> _Task to carry out_
Copy out each line of the data that holds the word "this".

> _The data_
※ ※ ※

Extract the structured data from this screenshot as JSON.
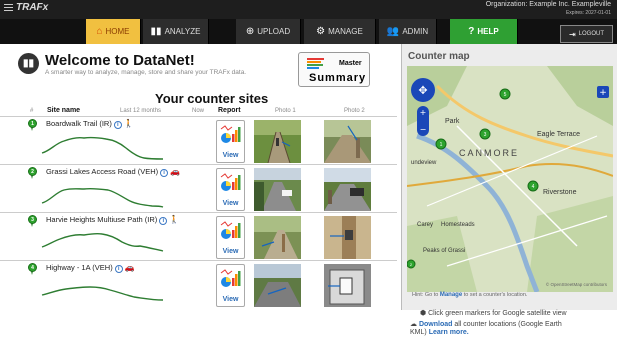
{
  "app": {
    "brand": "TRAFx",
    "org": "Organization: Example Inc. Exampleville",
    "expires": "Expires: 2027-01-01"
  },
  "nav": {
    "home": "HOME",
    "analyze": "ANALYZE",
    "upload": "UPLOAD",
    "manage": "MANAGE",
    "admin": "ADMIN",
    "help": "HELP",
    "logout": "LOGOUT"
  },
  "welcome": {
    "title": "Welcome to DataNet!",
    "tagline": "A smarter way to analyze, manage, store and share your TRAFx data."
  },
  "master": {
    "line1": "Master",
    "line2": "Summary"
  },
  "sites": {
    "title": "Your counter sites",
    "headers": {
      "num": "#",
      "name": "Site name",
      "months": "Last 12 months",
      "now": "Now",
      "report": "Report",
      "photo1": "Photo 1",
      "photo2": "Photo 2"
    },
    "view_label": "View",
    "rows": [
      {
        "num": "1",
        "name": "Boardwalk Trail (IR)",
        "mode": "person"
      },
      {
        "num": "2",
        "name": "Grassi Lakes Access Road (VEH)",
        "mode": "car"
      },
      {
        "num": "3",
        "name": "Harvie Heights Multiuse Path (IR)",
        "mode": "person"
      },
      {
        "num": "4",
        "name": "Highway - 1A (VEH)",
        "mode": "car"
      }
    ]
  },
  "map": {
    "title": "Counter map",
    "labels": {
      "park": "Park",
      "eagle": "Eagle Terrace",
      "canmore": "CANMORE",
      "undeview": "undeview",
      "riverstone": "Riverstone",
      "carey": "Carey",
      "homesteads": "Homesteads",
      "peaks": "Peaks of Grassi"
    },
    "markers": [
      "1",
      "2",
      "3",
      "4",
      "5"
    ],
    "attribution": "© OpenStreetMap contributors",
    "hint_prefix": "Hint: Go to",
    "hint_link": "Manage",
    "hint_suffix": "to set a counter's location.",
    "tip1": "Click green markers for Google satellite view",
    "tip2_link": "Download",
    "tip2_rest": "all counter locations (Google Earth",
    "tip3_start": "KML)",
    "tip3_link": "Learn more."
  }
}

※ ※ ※

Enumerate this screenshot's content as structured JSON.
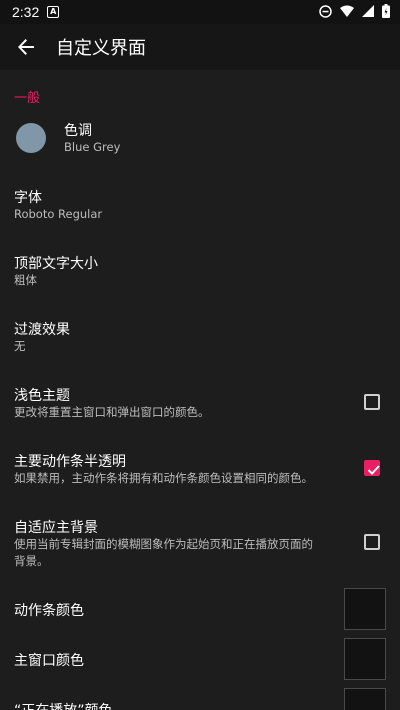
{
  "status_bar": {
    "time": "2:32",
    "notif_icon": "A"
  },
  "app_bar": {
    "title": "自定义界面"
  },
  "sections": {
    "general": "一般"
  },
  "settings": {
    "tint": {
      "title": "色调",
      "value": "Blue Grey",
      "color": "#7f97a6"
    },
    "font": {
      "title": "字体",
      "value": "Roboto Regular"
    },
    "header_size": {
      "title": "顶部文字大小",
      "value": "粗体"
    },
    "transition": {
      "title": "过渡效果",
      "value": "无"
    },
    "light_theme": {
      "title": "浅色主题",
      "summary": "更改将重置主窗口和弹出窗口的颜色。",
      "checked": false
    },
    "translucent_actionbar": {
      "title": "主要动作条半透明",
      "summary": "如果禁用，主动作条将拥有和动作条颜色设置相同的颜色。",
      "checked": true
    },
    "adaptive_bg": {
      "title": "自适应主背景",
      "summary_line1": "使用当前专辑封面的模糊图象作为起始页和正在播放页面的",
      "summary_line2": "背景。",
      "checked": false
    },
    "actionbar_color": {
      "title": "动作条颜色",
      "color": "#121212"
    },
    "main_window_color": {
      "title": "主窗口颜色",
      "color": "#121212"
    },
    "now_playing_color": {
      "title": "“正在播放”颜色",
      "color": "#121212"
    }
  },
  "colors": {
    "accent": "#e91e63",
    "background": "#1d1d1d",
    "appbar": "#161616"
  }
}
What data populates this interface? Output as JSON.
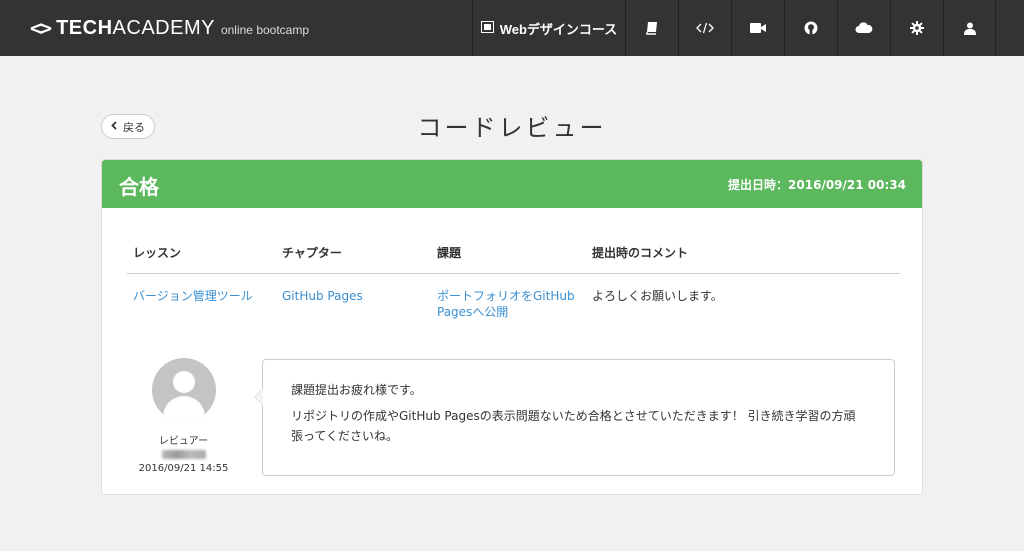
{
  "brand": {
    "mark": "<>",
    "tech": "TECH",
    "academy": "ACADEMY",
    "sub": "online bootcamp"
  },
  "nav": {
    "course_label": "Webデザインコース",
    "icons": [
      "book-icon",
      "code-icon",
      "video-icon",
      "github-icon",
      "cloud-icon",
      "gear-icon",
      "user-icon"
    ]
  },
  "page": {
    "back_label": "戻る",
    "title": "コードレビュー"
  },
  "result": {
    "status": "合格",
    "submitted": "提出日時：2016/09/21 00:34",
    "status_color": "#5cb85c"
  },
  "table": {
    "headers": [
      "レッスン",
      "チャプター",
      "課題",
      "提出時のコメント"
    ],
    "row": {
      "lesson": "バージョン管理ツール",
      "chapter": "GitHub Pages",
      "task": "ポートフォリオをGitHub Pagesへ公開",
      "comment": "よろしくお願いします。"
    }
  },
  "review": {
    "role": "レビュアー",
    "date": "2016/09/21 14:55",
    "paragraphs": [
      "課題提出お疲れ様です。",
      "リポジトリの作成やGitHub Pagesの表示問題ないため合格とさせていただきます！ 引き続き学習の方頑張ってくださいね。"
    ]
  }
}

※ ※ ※

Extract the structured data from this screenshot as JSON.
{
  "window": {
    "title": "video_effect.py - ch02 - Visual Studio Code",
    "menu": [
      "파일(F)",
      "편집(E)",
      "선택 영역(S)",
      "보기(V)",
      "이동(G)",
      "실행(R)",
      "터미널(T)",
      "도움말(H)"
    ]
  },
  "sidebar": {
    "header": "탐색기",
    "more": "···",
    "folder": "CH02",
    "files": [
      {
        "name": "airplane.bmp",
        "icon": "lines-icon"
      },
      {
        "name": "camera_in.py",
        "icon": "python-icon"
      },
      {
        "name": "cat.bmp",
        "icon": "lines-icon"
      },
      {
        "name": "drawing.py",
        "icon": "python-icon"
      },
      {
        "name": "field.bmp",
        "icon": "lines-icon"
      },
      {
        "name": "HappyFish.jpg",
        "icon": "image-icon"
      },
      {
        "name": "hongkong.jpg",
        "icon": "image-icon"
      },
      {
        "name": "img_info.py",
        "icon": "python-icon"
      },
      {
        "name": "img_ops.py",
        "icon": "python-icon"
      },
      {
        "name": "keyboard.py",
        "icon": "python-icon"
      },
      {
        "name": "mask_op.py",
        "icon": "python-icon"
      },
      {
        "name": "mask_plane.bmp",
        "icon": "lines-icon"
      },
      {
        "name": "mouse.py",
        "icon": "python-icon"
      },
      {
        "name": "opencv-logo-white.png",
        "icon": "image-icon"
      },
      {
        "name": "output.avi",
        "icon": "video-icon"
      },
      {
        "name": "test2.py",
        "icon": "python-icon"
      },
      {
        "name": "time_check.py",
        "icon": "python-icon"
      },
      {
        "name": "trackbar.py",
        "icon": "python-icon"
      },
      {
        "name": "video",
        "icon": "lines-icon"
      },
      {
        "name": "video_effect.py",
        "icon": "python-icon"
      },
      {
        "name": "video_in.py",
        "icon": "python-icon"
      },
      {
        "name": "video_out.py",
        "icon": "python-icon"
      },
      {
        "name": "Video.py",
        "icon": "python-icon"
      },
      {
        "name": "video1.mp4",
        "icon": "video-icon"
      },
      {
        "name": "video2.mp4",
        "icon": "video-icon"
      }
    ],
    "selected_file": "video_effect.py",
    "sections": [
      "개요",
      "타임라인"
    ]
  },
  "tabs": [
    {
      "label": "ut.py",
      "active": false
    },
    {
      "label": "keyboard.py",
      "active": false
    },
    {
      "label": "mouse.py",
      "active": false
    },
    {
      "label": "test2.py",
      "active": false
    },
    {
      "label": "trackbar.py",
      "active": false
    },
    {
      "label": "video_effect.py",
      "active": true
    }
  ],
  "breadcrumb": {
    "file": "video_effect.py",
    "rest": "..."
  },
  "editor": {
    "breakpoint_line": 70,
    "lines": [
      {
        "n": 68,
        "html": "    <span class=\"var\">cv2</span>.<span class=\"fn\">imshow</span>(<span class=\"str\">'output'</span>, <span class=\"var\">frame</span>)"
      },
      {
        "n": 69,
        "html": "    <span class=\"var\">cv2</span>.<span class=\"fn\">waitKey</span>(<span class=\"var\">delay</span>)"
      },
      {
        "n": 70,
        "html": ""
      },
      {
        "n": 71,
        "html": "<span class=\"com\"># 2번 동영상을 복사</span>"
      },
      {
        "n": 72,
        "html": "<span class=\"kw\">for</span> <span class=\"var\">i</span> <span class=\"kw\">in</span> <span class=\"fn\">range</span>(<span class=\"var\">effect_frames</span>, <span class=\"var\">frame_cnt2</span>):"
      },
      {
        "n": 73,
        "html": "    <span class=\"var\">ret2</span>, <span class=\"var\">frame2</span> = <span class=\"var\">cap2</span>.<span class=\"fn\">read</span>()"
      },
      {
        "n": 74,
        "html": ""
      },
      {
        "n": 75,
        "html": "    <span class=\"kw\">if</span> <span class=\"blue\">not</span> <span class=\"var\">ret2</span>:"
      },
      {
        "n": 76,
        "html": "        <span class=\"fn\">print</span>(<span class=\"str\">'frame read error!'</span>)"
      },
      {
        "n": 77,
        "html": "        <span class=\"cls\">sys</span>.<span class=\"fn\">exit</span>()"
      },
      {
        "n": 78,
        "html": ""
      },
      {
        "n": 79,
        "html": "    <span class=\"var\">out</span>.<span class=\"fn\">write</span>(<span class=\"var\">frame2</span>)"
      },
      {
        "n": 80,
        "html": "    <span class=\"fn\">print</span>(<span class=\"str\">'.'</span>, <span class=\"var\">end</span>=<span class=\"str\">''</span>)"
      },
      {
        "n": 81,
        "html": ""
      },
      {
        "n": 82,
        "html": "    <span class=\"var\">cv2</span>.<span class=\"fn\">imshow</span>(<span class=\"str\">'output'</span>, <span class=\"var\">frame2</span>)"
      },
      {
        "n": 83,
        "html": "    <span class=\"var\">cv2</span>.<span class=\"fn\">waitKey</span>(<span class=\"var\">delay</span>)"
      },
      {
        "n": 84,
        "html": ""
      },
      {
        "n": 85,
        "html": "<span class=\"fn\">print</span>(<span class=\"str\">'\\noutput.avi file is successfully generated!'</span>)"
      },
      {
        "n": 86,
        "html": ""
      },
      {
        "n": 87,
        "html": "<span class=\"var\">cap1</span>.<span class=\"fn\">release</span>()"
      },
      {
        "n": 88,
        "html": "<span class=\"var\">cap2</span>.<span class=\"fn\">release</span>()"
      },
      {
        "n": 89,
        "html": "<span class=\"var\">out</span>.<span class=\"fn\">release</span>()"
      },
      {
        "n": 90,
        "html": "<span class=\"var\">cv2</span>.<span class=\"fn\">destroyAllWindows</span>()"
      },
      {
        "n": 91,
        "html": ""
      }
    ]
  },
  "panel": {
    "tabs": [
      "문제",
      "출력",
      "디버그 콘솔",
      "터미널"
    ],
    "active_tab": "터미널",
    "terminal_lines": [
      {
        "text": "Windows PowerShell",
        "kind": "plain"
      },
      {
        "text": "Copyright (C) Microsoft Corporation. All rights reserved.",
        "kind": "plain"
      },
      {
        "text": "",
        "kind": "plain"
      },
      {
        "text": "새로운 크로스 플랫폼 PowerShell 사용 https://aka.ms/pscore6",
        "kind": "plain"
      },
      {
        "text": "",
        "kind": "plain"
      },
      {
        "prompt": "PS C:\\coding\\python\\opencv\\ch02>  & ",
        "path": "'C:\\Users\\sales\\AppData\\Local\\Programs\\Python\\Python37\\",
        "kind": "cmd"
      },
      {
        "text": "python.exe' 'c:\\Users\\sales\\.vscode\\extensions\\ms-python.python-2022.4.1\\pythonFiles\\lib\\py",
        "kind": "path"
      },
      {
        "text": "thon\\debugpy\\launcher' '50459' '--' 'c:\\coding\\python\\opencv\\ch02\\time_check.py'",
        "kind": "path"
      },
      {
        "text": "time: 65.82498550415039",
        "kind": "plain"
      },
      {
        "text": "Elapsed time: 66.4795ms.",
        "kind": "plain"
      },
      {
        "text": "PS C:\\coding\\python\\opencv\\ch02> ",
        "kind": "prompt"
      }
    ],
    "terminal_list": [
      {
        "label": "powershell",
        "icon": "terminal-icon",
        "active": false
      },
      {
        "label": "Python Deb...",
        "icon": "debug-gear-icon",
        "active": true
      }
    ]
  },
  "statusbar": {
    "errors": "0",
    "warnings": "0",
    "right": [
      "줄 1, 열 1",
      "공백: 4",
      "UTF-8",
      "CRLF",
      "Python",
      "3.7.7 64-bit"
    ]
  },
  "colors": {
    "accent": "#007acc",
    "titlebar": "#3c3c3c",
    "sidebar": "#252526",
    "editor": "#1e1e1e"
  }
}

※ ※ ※

> _Exercise response_
Extract the structured data from this screenshot as JSON.
Enumerate this screenshot's content as structured JSON.
What data populates this interface? Output as JSON.
Extract the structured data from this screenshot as JSON.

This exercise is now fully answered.